In some shape or form, we all establish shorthand rules for our lives. Rules of thumb that help us automate regular processes so that we can worry about more novel problems. In business, we might call these best practices. However, if we’re not careful, the systems we develop to help us simplify our lives can become the foothold for confirmation bias.
Confirmation Bias: The tendency to interpret new evidence as confirmation of one’s existing beliefs or theories.
These little rituals of simplification, better defined as heuristics, become habitual with repetition. Nobel prize winner Daniel Kahneman labeled this type of thinking as “System 1”. System 1 is home to intuitive thought and technical stereotyping. For example, red means stop, green means go, and a blue bag of chips is probably sea salt & vinegar.
The latter point was a sore spot for me. I was recently cooking lobster rolls and needed some chips to go with them. I went to the store and down the chip aisle that I am all too familiar with, went to my favorite brand and picked out the big blue bag, the salt and vinegar chips. Or so I thought.
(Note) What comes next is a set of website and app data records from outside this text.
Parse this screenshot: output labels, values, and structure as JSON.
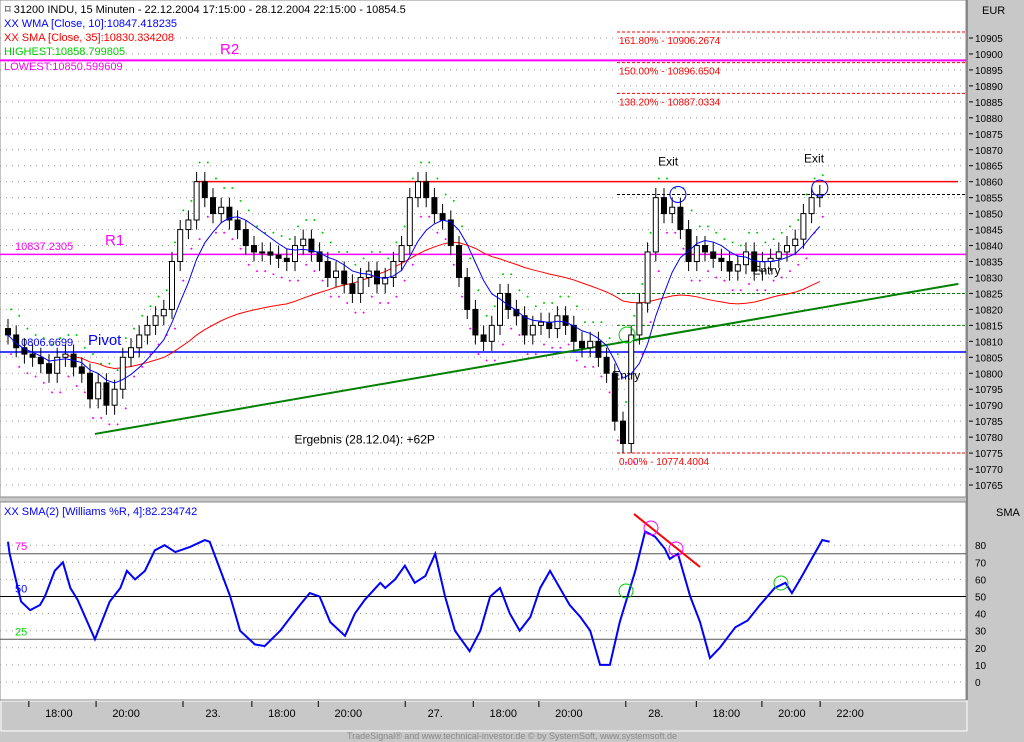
{
  "header": {
    "title": "31200  INDU, 15 Minuten - 22.12.2004 17:15:00 - 28.12.2004 22:15:00 - 10854.5",
    "wma": "XX WMA [Close, 10]:10847.418235",
    "sma": "XX SMA [Close, 35]:10830.334208",
    "highest": "HIGHEST:10858.799805",
    "lowest": "LOWEST:10850.599609",
    "currency": "EUR"
  },
  "lower": {
    "title": "XX SMA(2) [Williams %R, 4]:82.234742",
    "axis_label": "SMA",
    "l75": "75",
    "l50": "50",
    "l25": "25"
  },
  "footer": "TradeSignal® and www.technical-investor.de © by SystemSoft, www.systemsoft.de",
  "colors": {
    "wma": "#0000ff",
    "sma": "#ff0000",
    "r": "#ff00ff",
    "pivot": "#0000ff",
    "trend": "#008000"
  },
  "chart_data": [
    {
      "type": "candlestick",
      "title": "INDU 15 Minuten",
      "ylim": [
        10762,
        10912
      ],
      "yticks": [
        10905,
        10900,
        10895,
        10890,
        10885,
        10880,
        10875,
        10870,
        10865,
        10860,
        10855,
        10850,
        10845,
        10840,
        10835,
        10830,
        10825,
        10820,
        10815,
        10810,
        10805,
        10800,
        10795,
        10790,
        10785,
        10780,
        10775,
        10770,
        10765
      ],
      "xticks": [
        {
          "bar": 6.2,
          "label": "18:00"
        },
        {
          "bar": 14.4,
          "label": "20:00"
        },
        {
          "bar": 25,
          "label": "23."
        },
        {
          "bar": 33.4,
          "label": "18:00"
        },
        {
          "bar": 41.5,
          "label": "20:00"
        },
        {
          "bar": 52.1,
          "label": "27."
        },
        {
          "bar": 60.4,
          "label": "18:00"
        },
        {
          "bar": 68.4,
          "label": "20:00"
        },
        {
          "bar": 79,
          "label": "28."
        },
        {
          "bar": 87.6,
          "label": "18:00"
        },
        {
          "bar": 95.6,
          "label": "20:00"
        },
        {
          "bar": 102.7,
          "label": "22:00"
        }
      ],
      "closes": [
        10812,
        10808,
        10806,
        10805,
        10803,
        10800,
        10805,
        10806,
        10802,
        10800,
        10792,
        10797,
        10790,
        10795,
        10805,
        10808,
        10812,
        10815,
        10818,
        10820,
        10835,
        10845,
        10848,
        10860,
        10855,
        10850,
        10852,
        10848,
        10845,
        10840,
        10838,
        10838,
        10837,
        10836,
        10835,
        10840,
        10842,
        10838,
        10835,
        10830,
        10832,
        10828,
        10825,
        10830,
        10832,
        10828,
        10830,
        10835,
        10840,
        10855,
        10860,
        10855,
        10850,
        10848,
        10840,
        10830,
        10820,
        10812,
        10810,
        10815,
        10825,
        10820,
        10818,
        10812,
        10815,
        10816,
        10814,
        10818,
        10815,
        10810,
        10808,
        10810,
        10805,
        10800,
        10785,
        10778,
        10812,
        10822,
        10838,
        10855,
        10850,
        10852,
        10845,
        10835,
        10840,
        10838,
        10836,
        10835,
        10832,
        10834,
        10838,
        10832,
        10835,
        10836,
        10838,
        10840,
        10842,
        10850,
        10855,
        10856
      ],
      "levels": [
        {
          "name": "R2",
          "label": "R2",
          "value": 10898,
          "color": "#ff00ff"
        },
        {
          "name": "R1",
          "label": "R1",
          "value": 10837.2305,
          "text": "10837.2305",
          "color": "#ff00ff"
        },
        {
          "name": "Pivot",
          "label": "Pivot",
          "value": 10806.6699,
          "text": "10806.6699",
          "color": "#0000ff"
        },
        {
          "name": "resistance",
          "value": 10860,
          "color": "#ff0000",
          "from": 23
        }
      ],
      "fib": [
        {
          "text": "161.80% - 10906.2674",
          "value": 10906.2674
        },
        {
          "text": "150.00% - 10896.6504",
          "value": 10896.6504
        },
        {
          "text": "138.20% - 10887.0334",
          "value": 10887.0334
        },
        {
          "text": "0.00% - 10774.4004",
          "value": 10774.4004
        }
      ],
      "green_levels": [
        10825,
        10815,
        10856
      ],
      "trendline": [
        [
          10.6,
          10781
        ],
        [
          115.9,
          10828
        ]
      ],
      "annotations": [
        {
          "text": "Exit",
          "bar": 80.5,
          "value": 10865
        },
        {
          "text": "Exit",
          "bar": 98.3,
          "value": 10866
        },
        {
          "text": "Entry",
          "bar": 75.4,
          "value": 10798
        },
        {
          "text": "Entry",
          "bar": 92.5,
          "value": 10831
        },
        {
          "text": "Ergebnis (28.12.04): +62P",
          "bar": 43.5,
          "value": 10778
        }
      ]
    },
    {
      "type": "line",
      "title": "SMA(2) [Williams %R, 4]",
      "ylim": [
        -8,
        92
      ],
      "yticks": [
        80,
        70,
        60,
        50,
        40,
        30,
        20,
        10,
        0
      ],
      "hlines": [
        75,
        50,
        25
      ],
      "points": [
        [
          0,
          82
        ],
        [
          0.2,
          75
        ],
        [
          1.6,
          47
        ],
        [
          2.7,
          42
        ],
        [
          3.9,
          45
        ],
        [
          4.5,
          50
        ],
        [
          5.7,
          65
        ],
        [
          6.7,
          70
        ],
        [
          7.6,
          55
        ],
        [
          8.5,
          48
        ],
        [
          10.6,
          25
        ],
        [
          12.4,
          47
        ],
        [
          13.7,
          55
        ],
        [
          14.5,
          65
        ],
        [
          15.5,
          60
        ],
        [
          16.7,
          65
        ],
        [
          17.9,
          77
        ],
        [
          19.1,
          80
        ],
        [
          20.4,
          76
        ],
        [
          22.2,
          79
        ],
        [
          24,
          83
        ],
        [
          24.6,
          82
        ],
        [
          27.1,
          50
        ],
        [
          28.3,
          30
        ],
        [
          30.1,
          22
        ],
        [
          31.3,
          21
        ],
        [
          33.2,
          30
        ],
        [
          35.6,
          45
        ],
        [
          36.8,
          52
        ],
        [
          38,
          50
        ],
        [
          39.3,
          35
        ],
        [
          41.1,
          27
        ],
        [
          42.3,
          40
        ],
        [
          43.5,
          48
        ],
        [
          45.4,
          58
        ],
        [
          46,
          55
        ],
        [
          47.2,
          60
        ],
        [
          48.4,
          68
        ],
        [
          49.6,
          58
        ],
        [
          50.9,
          62
        ],
        [
          52.1,
          75
        ],
        [
          53.3,
          50
        ],
        [
          54.5,
          30
        ],
        [
          56.3,
          18
        ],
        [
          57.6,
          30
        ],
        [
          58.8,
          50
        ],
        [
          60,
          55
        ],
        [
          61.2,
          40
        ],
        [
          62.4,
          30
        ],
        [
          63.7,
          38
        ],
        [
          64.9,
          55
        ],
        [
          66.1,
          65
        ],
        [
          67.3,
          55
        ],
        [
          68.5,
          45
        ],
        [
          69.8,
          38
        ],
        [
          71,
          30
        ],
        [
          72.2,
          10
        ],
        [
          73.4,
          10
        ],
        [
          74.6,
          35
        ],
        [
          76.5,
          65
        ],
        [
          77.7,
          88
        ],
        [
          78.9,
          85
        ],
        [
          80.1,
          78
        ],
        [
          80.7,
          72
        ],
        [
          81.7,
          75
        ],
        [
          83.2,
          50
        ],
        [
          84.4,
          35
        ],
        [
          85.6,
          14
        ],
        [
          86.8,
          20
        ],
        [
          88.7,
          32
        ],
        [
          90.2,
          36
        ],
        [
          91.7,
          45
        ],
        [
          93.5,
          55
        ],
        [
          94.8,
          58
        ],
        [
          95.6,
          52
        ],
        [
          96.6,
          60
        ],
        [
          98,
          72
        ],
        [
          99.3,
          83
        ],
        [
          100.2,
          82
        ]
      ]
    }
  ]
}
Upon arriving at the destination, my sister unpacked the bag announcing to her kids “Mmmmmm. Salt & Pepper, I’ve never had these.” A minor setback but, wow, I was in shock. I went back to the store the next day to inspect this travesty of food packaging and they were virtually the same color as the correct bag.
This crunchy catastrophe inspired a few questions. What designer associated blue with cracked pepper? When they get their sales reports back, will their people interpret my mistaken purchase as validation? If the color blue can immediately activate my taste memory for those little bitter crisps, what other tricks is it pulling on me?
Tracking Patterns and Challenging Assumptions
Aside from creating efficiencies, we rely on heuristics to bring us predictive regularity. Normalcy and patterns keep us sane. But it also dulls us to unexpected findings. The more we rely on this regulation the harder it is to see the change coming.
We were doing an exploratory project a few weeks back with an amazing partner where our tech to identify the community driving the business and defining their product’s tone of voice. The results were fantastic and fun.
On the other hand, they also went totally against the assumptions of our partner. After a brief discussion it was clear what was happening. Our partner was so knowledgeable about their space that they inferred different results. They suffered confirmation bias.
Our company, Everyday, attracts the type of partners who challenge assumptions. In this way we’re lucky. We provided the data and our recommendations on how to proceed and our partner opened up to the opportunities of our findings and used them to better inform their customers.
Challenging though it may be, this is the path we all have to take if we actually want to drive change. Everyday technology isn’t the tool for the status quo. We’re the instrument to change it.